In other words, trend trading will always work because human psychology, judgment, and emotion will always drive the stock market – or any marketplace where fear and greed fuels speculation. (This will remain true even in this era of “program trading” because humans are doing the programing.)
Before we get into why Darvas Boxes still work, let’s make sure we properly define what they are.
The most specific definition Nicolas Darvas provided was as follows: “The top of the box is established when the stock does not touch or penetrate a previously set new high for three consecutive days. This is true – in reverse – for the bottom of the box.”
As these boxes are formed, trends can be identified. As long as a stock remains in its top Darvas Box, it remains in a rising trend.
The question most often asked about Darvas Boxes is, “Why three days? Why not four or five or 10?”
Nicolas Darvas essentially formed his Box Theory around what many day traders and swing traders know as “The Three-Day Rule.”
This rule of thumb recognizes that big stock moves usually occur over a three-day period: Day One is the beginning of a move, Day Two is a follow-through where traders who missed Day One jump on board, and Day Three is often the day where those late to the party try to join in.

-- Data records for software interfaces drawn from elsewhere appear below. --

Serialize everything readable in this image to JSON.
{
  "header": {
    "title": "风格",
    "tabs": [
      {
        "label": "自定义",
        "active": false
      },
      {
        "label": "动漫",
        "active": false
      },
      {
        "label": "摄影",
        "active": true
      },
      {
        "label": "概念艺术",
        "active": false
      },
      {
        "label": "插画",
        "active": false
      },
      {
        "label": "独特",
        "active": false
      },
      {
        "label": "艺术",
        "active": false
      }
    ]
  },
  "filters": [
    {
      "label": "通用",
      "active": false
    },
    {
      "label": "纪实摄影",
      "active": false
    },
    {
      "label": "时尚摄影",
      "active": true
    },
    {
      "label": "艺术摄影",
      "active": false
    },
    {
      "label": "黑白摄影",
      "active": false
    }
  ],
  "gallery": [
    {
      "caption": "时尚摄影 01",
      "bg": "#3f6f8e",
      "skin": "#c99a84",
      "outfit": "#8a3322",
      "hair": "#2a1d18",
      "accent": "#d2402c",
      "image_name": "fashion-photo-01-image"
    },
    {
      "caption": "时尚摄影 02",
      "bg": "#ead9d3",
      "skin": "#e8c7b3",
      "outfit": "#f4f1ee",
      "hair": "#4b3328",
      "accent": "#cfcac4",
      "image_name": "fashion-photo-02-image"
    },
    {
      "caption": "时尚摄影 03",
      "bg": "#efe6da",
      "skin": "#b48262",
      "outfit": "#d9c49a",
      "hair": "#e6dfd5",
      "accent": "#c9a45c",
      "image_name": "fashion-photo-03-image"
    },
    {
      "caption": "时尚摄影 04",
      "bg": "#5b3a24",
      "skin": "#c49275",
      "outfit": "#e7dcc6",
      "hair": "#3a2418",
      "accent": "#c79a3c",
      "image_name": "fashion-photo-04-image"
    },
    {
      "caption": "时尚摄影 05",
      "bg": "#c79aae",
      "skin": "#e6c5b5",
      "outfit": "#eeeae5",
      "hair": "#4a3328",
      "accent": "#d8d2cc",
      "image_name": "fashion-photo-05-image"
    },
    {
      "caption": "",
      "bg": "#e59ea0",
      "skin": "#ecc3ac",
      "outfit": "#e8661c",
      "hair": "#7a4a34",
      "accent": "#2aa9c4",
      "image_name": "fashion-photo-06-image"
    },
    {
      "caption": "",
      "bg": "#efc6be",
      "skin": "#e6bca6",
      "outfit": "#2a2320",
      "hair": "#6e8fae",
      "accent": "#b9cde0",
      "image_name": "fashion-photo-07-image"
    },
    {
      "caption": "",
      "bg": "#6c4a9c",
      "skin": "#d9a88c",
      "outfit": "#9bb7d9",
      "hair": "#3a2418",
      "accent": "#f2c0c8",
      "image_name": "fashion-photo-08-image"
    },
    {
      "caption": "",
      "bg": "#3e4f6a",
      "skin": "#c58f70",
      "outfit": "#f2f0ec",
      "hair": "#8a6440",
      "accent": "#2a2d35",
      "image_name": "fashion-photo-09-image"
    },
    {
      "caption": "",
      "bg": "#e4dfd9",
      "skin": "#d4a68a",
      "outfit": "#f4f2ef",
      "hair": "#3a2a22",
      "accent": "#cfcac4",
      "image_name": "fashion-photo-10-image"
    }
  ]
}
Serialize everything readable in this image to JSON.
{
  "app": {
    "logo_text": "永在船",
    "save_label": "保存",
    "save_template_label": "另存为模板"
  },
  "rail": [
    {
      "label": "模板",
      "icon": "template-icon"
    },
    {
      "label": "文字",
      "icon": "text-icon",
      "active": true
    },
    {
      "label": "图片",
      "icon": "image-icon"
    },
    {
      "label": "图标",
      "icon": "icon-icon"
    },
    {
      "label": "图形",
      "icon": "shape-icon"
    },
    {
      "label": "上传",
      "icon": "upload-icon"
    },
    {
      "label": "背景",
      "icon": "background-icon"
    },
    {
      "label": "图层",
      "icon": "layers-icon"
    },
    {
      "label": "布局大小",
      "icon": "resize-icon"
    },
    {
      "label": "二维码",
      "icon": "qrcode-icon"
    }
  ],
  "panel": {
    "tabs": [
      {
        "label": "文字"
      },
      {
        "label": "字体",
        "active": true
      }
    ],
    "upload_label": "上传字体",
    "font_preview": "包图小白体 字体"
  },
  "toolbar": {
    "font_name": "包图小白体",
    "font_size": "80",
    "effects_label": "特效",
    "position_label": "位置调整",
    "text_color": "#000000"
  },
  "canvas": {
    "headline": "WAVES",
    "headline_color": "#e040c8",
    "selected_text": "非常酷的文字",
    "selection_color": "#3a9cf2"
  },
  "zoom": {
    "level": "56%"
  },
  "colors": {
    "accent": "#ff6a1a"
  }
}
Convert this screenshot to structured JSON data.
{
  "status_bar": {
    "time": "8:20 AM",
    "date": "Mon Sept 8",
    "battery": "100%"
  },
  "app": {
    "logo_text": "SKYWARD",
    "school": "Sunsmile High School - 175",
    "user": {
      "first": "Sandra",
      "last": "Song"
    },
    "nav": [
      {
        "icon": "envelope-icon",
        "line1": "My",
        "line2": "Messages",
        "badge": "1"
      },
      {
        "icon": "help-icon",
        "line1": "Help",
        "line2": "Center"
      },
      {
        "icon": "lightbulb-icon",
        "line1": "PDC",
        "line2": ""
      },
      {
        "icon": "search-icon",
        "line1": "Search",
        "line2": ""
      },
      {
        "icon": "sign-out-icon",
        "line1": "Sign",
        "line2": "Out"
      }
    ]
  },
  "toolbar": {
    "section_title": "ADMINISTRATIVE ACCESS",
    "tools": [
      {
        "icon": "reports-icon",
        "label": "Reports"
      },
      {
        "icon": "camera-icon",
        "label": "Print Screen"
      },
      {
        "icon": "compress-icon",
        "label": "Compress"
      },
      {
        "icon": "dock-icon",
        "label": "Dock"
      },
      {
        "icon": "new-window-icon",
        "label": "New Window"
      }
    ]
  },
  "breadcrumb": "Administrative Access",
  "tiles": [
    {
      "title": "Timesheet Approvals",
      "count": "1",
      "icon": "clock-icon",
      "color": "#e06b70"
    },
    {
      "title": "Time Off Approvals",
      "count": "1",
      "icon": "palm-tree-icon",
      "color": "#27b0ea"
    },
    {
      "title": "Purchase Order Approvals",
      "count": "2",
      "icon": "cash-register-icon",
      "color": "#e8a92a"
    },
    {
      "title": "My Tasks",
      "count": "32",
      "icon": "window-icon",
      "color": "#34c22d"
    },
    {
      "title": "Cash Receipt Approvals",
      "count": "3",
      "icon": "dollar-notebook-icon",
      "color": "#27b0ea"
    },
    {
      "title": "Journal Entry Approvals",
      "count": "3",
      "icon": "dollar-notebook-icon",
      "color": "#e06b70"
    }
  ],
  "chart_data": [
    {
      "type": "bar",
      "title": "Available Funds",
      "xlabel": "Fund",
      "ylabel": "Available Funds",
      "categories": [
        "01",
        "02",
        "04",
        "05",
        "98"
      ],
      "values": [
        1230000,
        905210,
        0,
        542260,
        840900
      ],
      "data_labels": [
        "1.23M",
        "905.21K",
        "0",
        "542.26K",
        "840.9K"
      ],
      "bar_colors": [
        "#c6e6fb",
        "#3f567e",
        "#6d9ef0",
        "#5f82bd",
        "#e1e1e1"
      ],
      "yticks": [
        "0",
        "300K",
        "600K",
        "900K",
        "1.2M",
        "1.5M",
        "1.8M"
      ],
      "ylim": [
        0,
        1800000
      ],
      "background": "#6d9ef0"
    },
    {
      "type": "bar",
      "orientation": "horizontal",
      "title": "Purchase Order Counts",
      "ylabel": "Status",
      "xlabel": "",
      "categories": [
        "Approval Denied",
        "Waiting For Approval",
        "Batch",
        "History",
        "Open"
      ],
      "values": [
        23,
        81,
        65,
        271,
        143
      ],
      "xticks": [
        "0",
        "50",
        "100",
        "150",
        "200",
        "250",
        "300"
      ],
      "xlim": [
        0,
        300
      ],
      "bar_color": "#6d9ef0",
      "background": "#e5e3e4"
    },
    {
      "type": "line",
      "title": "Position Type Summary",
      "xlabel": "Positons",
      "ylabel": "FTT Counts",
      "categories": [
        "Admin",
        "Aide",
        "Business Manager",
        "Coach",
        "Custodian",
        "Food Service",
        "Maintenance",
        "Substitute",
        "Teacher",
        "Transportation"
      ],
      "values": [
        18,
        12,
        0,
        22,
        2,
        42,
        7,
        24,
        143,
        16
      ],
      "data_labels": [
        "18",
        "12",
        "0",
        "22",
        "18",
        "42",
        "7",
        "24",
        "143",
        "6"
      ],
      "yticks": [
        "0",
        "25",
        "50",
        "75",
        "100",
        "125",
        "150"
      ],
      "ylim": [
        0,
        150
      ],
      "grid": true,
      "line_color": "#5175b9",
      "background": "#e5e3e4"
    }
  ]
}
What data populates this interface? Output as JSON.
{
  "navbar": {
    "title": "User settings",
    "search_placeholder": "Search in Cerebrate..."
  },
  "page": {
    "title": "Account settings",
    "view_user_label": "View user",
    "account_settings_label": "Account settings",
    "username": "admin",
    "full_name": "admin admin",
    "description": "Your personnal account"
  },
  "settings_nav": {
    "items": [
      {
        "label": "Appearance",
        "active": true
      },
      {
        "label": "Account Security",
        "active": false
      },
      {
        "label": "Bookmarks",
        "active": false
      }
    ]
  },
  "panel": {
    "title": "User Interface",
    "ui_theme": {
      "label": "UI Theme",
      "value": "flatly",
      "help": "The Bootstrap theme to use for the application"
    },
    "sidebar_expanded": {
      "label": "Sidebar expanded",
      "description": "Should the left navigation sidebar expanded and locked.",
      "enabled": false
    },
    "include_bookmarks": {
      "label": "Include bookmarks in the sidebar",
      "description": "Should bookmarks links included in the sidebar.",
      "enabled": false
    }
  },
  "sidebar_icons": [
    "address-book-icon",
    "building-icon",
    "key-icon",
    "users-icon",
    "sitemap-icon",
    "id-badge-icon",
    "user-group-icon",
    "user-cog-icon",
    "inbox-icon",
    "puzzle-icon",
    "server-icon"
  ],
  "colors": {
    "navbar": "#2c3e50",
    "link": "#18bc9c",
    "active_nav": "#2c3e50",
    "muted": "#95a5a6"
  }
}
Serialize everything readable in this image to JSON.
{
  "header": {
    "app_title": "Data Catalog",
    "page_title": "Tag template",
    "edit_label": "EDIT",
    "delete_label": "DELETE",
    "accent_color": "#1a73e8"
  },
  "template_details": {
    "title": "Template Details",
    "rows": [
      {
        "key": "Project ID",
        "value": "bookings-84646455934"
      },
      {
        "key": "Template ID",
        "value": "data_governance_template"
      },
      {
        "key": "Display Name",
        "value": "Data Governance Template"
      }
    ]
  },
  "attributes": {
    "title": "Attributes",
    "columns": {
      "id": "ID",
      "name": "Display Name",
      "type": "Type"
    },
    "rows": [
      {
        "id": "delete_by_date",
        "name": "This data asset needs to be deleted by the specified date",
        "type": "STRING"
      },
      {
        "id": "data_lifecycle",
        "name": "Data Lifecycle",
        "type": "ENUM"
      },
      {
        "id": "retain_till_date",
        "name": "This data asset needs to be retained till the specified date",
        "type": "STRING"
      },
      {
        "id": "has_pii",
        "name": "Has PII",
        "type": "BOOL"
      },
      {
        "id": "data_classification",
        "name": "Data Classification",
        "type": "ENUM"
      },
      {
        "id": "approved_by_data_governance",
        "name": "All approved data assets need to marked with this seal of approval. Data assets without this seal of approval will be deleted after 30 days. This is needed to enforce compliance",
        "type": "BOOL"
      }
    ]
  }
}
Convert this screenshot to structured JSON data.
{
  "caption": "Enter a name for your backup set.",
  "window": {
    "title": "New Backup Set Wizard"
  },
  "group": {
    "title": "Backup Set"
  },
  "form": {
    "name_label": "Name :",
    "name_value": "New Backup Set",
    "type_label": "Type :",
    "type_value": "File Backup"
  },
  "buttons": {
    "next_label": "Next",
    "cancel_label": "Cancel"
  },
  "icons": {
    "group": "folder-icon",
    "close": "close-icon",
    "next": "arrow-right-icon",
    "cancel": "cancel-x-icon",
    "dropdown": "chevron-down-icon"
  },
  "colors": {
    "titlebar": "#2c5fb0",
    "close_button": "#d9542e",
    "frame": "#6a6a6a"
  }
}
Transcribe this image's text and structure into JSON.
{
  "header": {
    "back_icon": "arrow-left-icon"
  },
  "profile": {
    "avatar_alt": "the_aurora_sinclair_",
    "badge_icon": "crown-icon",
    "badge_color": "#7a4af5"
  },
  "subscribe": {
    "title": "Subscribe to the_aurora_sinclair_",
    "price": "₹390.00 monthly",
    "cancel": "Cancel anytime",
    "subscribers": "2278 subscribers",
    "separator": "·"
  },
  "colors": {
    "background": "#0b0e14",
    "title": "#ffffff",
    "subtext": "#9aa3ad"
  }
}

Day traders and swing traders keep this rule in mind because they usually want to avoid buying on the third day of a stock’s strong move.
Some swing traders even utilize the Three Day Rule as the main component of their entire trading strategy. They simply buy breakouts on Day One and sell on Day Three.
For three years, Nicolas Darvas spent eight hours almost every single day vigorously studying the stock market in his attempt to develop a winning system. His studies led him to this Three Day pattern and he utilized it to implement his Darvas Box Method.
Darvas Boxes recognize that if a new high or new low isn’t penetrated for more than three days, it is a significant message from the market. Thus, Nicolas Darvas established support and resistance levels based on this recurring tendency.
This Three Day pattern isn’t random. It’s based on human psychological tendencies that will never change. That is why Darvas Boxes continue to work in our modern world of stock market speculation.
There are some techniques that have been added to improve the performance of Darvas Box trading in today’s more volatile market conditions. The three most important new techniques are probably:
1) Applying the “Undercut Sell Rule” to Darvas Boxes in order to set new stops and establish more valid support levels.
2) Recognizing when a Darvas Box should be disregarded because it is actually part of a larger, more reliable, chart pattern.
3) Evaluating volume to confirm the validity of a Darvas Box breakout or breakdown.
These three techniques will be explained more thoroughly in future articles at this site, but the point of this article is to simply explain why, after all these decades, the Darvas Box Method – in its purest form – continues to be a powerful and successful trend trading system.